When a child comes into your care
Becoming a new grandparent or kinship carer is a big change, especially if it’s been a while since you raised a child or you’ve never cared for a child before. It might feel like there’s a lot to organise all at once, but there are organisations and people who can help you get started.
All grandparent or kinship carers can get some help with legal and money matters. You might get more formal help if the child has been placed with you by your state or territory child protection authority. For example, in this situation you’ll have a case worker assigned to you. The case worker will let you know about the decisions you can make about the child and the decisions that need the authority’s agreement.
And our practical tips below can help you get started, no matter what your care situation is.
When you’re getting started, it’s good to reach out to people who’ve helped you through changes or challenges in the past. They might be able to help you adjust to your new circumstances with practical or emotional support. And if you need to talk about your situation, parenting and general hotlines can really help. They can also give you information about services and support in your area.
National, state and local services for carers can give you advice and information on the support they offer. These services might offer various types of support, so it’s good to contact all the services to find out how they can help you.
Arrange medical check-ups
When a child comes to live with you, it’s a good idea to make an appointment for a general check-up for the child with your GP, plus dental and eye checks. These check-ups are a chance to spot any health issues that you might need to take care of.
Also, an early check-up can give the GP and other health professionals a chance to get to know the child. This can make it easier for you to talk with them later on if you’re concerned or just want reassurance that the child is going well.
If the child you’re caring for is enrolled in Medicare, you can still claim for the child’s medical treatment, even if you don’t have their Medicare card. Ask your GP to phone Medicare on 1300 660 035 to find out the child’s Medicare number. You can also ask Medicare about having the child put on your Medicare card.

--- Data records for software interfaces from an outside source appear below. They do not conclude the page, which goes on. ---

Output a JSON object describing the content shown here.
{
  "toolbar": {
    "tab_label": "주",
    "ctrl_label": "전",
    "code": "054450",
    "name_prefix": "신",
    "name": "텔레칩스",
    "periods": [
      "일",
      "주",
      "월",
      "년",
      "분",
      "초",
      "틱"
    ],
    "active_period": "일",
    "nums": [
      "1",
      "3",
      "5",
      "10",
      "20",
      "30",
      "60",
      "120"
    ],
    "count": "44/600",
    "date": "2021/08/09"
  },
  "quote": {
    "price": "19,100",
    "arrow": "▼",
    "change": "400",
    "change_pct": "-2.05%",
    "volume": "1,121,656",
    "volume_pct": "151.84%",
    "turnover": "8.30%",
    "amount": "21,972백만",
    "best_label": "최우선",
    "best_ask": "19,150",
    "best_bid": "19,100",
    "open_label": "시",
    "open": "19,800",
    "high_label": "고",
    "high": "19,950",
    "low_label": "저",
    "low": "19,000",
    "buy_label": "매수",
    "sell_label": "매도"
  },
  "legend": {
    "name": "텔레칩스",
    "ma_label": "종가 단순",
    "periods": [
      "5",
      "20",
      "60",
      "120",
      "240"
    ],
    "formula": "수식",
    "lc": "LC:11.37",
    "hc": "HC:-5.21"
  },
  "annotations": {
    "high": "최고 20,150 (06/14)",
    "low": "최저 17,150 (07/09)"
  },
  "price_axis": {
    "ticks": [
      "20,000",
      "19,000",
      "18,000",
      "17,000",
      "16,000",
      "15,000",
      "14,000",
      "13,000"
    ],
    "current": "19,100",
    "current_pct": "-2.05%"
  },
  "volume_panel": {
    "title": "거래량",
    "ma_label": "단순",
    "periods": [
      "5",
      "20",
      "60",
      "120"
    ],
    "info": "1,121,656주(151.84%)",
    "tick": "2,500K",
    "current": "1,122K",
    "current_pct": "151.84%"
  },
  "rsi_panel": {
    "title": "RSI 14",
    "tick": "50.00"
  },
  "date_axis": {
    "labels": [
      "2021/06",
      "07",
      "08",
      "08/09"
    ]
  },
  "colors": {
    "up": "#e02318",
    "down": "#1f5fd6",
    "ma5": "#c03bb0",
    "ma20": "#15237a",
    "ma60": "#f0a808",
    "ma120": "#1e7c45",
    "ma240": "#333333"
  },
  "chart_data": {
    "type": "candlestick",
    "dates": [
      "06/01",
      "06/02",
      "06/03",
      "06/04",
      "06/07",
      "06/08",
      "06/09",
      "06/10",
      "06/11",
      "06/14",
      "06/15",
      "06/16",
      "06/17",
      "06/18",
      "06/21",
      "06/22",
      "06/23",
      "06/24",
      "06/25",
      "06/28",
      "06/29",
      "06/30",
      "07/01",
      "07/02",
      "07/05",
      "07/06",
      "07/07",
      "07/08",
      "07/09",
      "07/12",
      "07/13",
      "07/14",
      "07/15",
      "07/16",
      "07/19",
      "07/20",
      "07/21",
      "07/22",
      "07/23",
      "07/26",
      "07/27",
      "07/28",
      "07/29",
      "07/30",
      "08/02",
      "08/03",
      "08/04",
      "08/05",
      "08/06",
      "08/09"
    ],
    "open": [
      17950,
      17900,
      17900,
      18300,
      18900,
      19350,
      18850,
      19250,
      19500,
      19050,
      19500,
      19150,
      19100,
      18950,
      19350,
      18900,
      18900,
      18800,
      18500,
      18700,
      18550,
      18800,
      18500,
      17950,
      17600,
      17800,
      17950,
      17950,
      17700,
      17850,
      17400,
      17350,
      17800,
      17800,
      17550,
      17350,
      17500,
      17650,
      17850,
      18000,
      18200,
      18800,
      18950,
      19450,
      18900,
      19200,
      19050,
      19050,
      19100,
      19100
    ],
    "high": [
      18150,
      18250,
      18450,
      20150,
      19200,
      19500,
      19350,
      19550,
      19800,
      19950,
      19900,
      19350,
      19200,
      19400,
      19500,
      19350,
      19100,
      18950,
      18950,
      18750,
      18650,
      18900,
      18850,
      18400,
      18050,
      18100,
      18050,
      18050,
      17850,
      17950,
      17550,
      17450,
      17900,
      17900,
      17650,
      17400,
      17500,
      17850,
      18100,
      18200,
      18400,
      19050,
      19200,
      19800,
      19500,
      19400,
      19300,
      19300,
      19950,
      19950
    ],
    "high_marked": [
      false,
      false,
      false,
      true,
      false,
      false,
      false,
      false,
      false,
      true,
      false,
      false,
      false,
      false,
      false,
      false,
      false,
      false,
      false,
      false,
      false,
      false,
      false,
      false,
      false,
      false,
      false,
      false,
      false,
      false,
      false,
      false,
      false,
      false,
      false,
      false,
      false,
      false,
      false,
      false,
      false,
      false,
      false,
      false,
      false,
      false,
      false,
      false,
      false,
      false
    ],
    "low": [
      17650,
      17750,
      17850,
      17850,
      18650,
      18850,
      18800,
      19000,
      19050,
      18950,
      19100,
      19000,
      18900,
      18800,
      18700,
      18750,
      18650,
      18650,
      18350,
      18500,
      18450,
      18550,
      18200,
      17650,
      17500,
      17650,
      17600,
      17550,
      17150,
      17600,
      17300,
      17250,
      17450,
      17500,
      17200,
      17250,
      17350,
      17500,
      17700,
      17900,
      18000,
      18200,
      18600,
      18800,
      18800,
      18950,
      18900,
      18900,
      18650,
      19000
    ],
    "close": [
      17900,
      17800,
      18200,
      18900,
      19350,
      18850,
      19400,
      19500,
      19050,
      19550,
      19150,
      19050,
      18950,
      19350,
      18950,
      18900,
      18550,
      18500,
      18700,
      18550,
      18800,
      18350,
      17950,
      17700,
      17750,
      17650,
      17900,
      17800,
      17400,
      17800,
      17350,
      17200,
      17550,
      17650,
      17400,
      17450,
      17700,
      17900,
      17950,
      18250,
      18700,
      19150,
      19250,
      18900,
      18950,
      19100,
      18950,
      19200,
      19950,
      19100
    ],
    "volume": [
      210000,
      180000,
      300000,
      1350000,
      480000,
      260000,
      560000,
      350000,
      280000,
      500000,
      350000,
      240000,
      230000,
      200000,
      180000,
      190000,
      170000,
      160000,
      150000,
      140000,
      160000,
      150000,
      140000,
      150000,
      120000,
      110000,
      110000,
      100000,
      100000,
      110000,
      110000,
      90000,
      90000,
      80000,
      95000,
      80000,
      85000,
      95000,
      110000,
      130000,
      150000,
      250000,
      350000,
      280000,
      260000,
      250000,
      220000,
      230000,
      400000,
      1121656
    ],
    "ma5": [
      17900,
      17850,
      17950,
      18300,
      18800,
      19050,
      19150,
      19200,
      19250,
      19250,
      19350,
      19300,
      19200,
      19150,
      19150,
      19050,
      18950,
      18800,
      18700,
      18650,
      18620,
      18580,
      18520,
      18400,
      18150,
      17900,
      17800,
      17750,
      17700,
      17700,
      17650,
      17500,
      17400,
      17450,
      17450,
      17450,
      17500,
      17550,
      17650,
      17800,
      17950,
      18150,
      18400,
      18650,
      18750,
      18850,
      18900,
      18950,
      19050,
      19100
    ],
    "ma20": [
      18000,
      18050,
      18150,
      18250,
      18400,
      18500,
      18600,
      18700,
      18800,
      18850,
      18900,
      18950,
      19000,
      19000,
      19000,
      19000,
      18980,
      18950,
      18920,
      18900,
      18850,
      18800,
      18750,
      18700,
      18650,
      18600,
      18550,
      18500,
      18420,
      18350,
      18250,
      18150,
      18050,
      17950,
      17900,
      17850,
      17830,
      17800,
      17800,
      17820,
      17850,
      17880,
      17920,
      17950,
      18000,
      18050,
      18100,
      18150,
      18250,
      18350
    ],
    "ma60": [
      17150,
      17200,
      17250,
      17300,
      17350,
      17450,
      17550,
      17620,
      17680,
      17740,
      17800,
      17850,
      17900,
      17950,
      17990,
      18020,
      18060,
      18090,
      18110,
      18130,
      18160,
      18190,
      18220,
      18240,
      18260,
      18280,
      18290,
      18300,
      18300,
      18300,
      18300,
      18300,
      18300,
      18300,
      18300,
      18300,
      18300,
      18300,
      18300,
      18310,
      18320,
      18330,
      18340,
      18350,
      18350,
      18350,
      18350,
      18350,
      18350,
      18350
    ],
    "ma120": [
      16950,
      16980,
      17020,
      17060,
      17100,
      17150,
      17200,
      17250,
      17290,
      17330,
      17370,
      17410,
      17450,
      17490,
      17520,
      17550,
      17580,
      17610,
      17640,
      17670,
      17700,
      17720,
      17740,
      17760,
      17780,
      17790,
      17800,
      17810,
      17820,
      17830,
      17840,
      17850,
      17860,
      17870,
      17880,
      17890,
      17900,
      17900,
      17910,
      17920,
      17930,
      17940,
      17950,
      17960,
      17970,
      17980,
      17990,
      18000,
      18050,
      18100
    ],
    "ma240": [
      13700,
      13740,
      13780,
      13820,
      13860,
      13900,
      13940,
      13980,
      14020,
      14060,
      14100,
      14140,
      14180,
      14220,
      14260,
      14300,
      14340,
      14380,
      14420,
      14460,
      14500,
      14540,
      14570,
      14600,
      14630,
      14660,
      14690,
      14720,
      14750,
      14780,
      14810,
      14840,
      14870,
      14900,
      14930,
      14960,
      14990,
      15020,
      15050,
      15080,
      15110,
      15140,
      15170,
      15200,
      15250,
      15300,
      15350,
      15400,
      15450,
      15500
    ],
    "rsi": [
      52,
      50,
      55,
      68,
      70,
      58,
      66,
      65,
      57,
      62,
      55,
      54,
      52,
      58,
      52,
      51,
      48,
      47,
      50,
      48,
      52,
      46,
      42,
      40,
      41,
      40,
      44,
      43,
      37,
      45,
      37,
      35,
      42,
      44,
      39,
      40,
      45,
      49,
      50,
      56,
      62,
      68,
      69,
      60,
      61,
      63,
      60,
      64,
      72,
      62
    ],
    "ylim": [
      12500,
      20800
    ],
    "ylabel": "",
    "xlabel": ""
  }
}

Organise clothing and other equipment
You might need to get clothes, school uniforms, car seats or prams for younger children, furniture like a bed and desk, and so on. You can ask your local council or local support agencies like Vinnies or the Salvos to help you with new or used clothing, furniture and payments for families in need. If you have a case worker, you could also ask them to help you get what you need for the child.
Think about child care, preschool and school
Child care might be important for you if you’re still working or if you want to take a break each week. Depending on how old the child is, you might need to think about enrolling the child in preschool or enrolling the child at school and outside school hours care.
You might be able to get government help with the costs of child care and outside school hours care.
Tell people what you need
Case workers, courts, schools, GPs and other services are there to help you. It’s important to be clear with them about your needs and the needs of the child in your care. Also ask for their advice on getting the best support for yourself and the child. It might help to make a list of what you and the child need before speaking with each person, then check off items as you get them.
Talking to other people in a similar situation can help you work out what you need. If you don’t know any other grandparent or kinship carers, you could join a grandparent or kinship carer support group. Grandparent, Foster and Kinship Carer Advisers can help you find out about support groups in your area. You can call them on 1800 245 965.
Look into support for the child
Organisations like the Create Foundation, the Mirabel Foundation and the Pyjama Foundation support children who can’t live with their parents. They hold events where children can meet others who are in the same situation.
Make sure the child can talk to someone they trust about how they’re feeling. If they’ve experienced trauma or a traumatic event, you might want to think about seeking professional support.
The child might be able to get Medicare rebates for up to 20 mental health service sessions from psychologists, social workers and occupational therapists each calendar year. They’ll need a mental health care plan from a GP or a referral from a psychiatrist or paediatrician.
If the child in your care is aged 5 years or older, they can talk with a Kids Helpline counsellor by calling 1800 551 800, or using the Kids Helpline email counselling service or the Kids Helpline web counselling service.
Looking after yourself as a grandparent or kinship carer and being kind to yourself will help you feel better able to navigate your new situation. If you need professional support for your own mental health, your GP will be able to help you get a mental health care plan.
Getting your paperwork organised can help you keep track of things. You might like to keep a folder, diary or computer file or spreadsheet. You can use it to write down:
- who you’ve talked to
- when you talked to them
- what you talked about.
Also keep copies of any documents or letters. It’s OK to ask a friend or family member to help with this.
It’s up to you to decide whether taking full-time care of a child will be right for you and the child. If you need help deciding or talking with your family about the care of a child, you could talk to a local family counsellor. Relationships Australia also provides counselling, family mediation and support services that can help. Talking to other grandparent or kinship carers can also help you understand what the change might mean for you.